* **Aim of the exercise**
Reproduce the material that follows exactly, with no line left out.

+ + +

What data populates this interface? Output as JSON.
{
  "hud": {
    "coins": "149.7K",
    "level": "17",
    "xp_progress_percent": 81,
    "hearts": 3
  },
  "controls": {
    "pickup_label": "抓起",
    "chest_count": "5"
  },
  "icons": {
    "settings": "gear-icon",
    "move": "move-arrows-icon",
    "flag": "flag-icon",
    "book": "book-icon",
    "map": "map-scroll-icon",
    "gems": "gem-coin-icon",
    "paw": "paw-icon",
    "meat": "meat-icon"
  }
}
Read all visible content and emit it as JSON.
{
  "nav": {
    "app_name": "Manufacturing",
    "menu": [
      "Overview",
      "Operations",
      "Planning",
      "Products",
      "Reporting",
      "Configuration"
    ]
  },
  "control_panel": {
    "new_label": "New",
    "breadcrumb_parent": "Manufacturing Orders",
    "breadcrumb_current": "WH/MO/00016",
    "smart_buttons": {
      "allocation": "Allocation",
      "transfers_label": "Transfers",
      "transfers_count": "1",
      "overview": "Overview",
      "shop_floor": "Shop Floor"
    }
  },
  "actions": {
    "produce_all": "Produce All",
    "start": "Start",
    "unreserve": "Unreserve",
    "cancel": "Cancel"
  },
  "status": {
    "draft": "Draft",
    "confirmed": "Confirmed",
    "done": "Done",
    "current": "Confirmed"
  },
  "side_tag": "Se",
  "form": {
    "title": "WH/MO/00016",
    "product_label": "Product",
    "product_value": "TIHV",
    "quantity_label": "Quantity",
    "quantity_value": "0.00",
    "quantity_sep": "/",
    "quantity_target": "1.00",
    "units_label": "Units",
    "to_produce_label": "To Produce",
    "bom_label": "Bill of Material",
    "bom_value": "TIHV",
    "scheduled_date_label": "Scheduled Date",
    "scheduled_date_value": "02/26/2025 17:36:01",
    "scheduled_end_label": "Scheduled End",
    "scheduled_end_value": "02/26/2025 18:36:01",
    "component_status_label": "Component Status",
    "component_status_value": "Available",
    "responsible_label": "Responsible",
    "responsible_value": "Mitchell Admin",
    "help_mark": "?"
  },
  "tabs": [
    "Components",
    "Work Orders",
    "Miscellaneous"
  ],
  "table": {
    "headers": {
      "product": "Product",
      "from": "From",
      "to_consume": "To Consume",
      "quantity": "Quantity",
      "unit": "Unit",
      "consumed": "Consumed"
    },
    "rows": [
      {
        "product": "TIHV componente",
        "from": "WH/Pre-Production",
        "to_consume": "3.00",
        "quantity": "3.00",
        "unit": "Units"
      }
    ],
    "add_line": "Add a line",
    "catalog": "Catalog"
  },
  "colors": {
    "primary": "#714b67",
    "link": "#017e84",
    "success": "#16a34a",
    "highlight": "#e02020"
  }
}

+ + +

* **Written solution**
What data populates this interface? Output as JSON.
{
  "hud": {
    "coins": "149.7K",
    "level": "17",
    "xp_progress_percent": 81,
    "hearts": 3
  },
  "controls": {
    "pickup_label": "抓起",
    "chest_count": "5"
  },
  "icons": {
    "settings": "gear-icon",
    "move": "move-arrows-icon",
    "flag": "flag-icon",
    "book": "book-icon",
    "map": "map-scroll-icon",
    "gems": "gem-coin-icon",
    "paw": "paw-icon",
    "meat": "meat-icon"
  }
}
Read all visible content and emit it as JSON.
{
  "nav": {
    "app_name": "Manufacturing",
    "menu": [
      "Overview",
      "Operations",
      "Planning",
      "Products",
      "Reporting",
      "Configuration"
    ]
  },
  "control_panel": {
    "new_label": "New",
    "breadcrumb_parent": "Manufacturing Orders",
    "breadcrumb_current": "WH/MO/00016",
    "smart_buttons": {
      "allocation": "Allocation",
      "transfers_label": "Transfers",
      "transfers_count": "1",
      "overview": "Overview",
      "shop_floor": "Shop Floor"
    }
  },
  "actions": {
    "produce_all": "Produce All",
    "start": "Start",
    "unreserve": "Unreserve",
    "cancel": "Cancel"
  },
  "status": {
    "draft": "Draft",
    "confirmed": "Confirmed",
    "done": "Done",
    "current": "Confirmed"
  },
  "side_tag": "Se",
  "form": {
    "title": "WH/MO/00016",
    "product_label": "Product",
    "product_value": "TIHV",
    "quantity_label": "Quantity",
    "quantity_value": "0.00",
    "quantity_sep": "/",
    "quantity_target": "1.00",
    "units_label": "Units",
    "to_produce_label": "To Produce",
    "bom_label": "Bill of Material",
    "bom_value": "TIHV",
    "scheduled_date_label": "Scheduled Date",
    "scheduled_date_value": "02/26/2025 17:36:01",
    "scheduled_end_label": "Scheduled End",
    "scheduled_end_value": "02/26/2025 18:36:01",
    "component_status_label": "Component Status",
    "component_status_value": "Available",
    "responsible_label": "Responsible",
    "responsible_value": "Mitchell Admin",
    "help_mark": "?"
  },
  "tabs": [
    "Components",
    "Work Orders",
    "Miscellaneous"
  ],
  "table": {
    "headers": {
      "product": "Product",
      "from": "From",
      "to_consume": "To Consume",
      "quantity": "Quantity",
      "unit": "Unit",
      "consumed": "Consumed"
    },
    "rows": [
      {
        "product": "TIHV componente",
        "from": "WH/Pre-Production",
        "to_consume": "3.00",
        "quantity": "3.00",
        "unit": "Units"
      }
    ],
    "add_line": "Add a line",
    "catalog": "Catalog"
  },
  "colors": {
    "primary": "#714b67",
    "link": "#017e84",
    "success": "#16a34a",
    "highlight": "#e02020"
  }
}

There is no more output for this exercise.